> **What is expected**
Give back the lines below verbatim, omitting all pictures.

Recorded data:

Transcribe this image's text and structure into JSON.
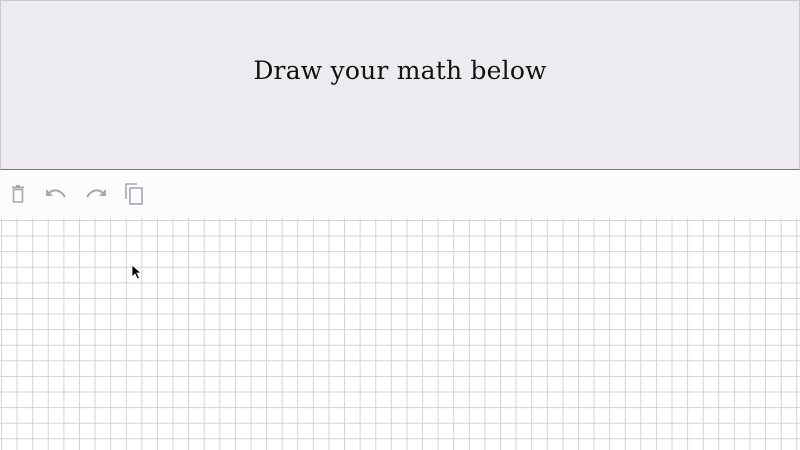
{
  "preview": {
    "prompt_text": "Draw your math below"
  },
  "toolbar": {
    "buttons": [
      {
        "name": "clear",
        "icon": "trash-icon"
      },
      {
        "name": "undo",
        "icon": "undo-icon"
      },
      {
        "name": "redo",
        "icon": "redo-icon"
      },
      {
        "name": "copy",
        "icon": "copy-icon"
      }
    ],
    "icon_color": "#a9a8ad"
  },
  "canvas": {
    "background": "#ffffff",
    "grid_color": "#d3d2d6"
  },
  "colors": {
    "preview_background": "#edebf0",
    "toolbar_background": "#fcfbfe",
    "divider": "#7a797c"
  }
}
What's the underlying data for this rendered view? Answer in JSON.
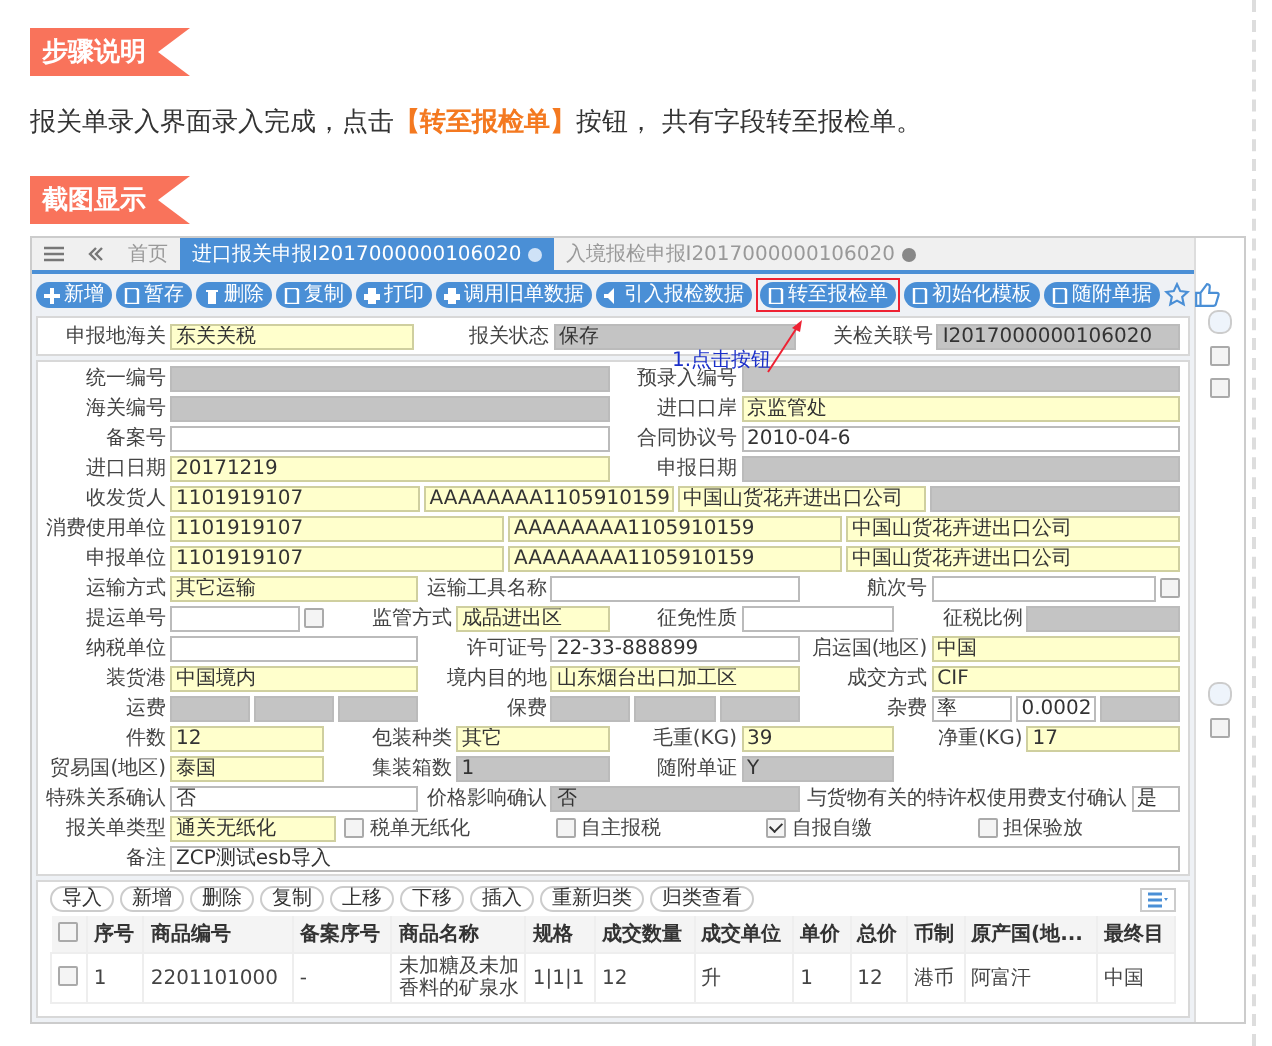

> **Response to this task**
Transcribe this image's text and structure into JSON.
{
  "preview": {
    "prompt_text": "Draw your math below"
  },
  "toolbar": {
    "buttons": [
      {
        "name": "clear",
        "icon": "trash-icon"
      },
      {
        "name": "undo",
        "icon": "undo-icon"
      },
      {
        "name": "redo",
        "icon": "redo-icon"
      },
      {
        "name": "copy",
        "icon": "copy-icon"
      }
    ],
    "icon_color": "#a9a8ad"
  },
  "canvas": {
    "background": "#ffffff",
    "grid_color": "#d3d2d6"
  },
  "colors": {
    "preview_background": "#edebf0",
    "toolbar_background": "#fcfbfe",
    "divider": "#7a797c"
  }
}
What's the underlying data for this rendered view? Answer in JSON.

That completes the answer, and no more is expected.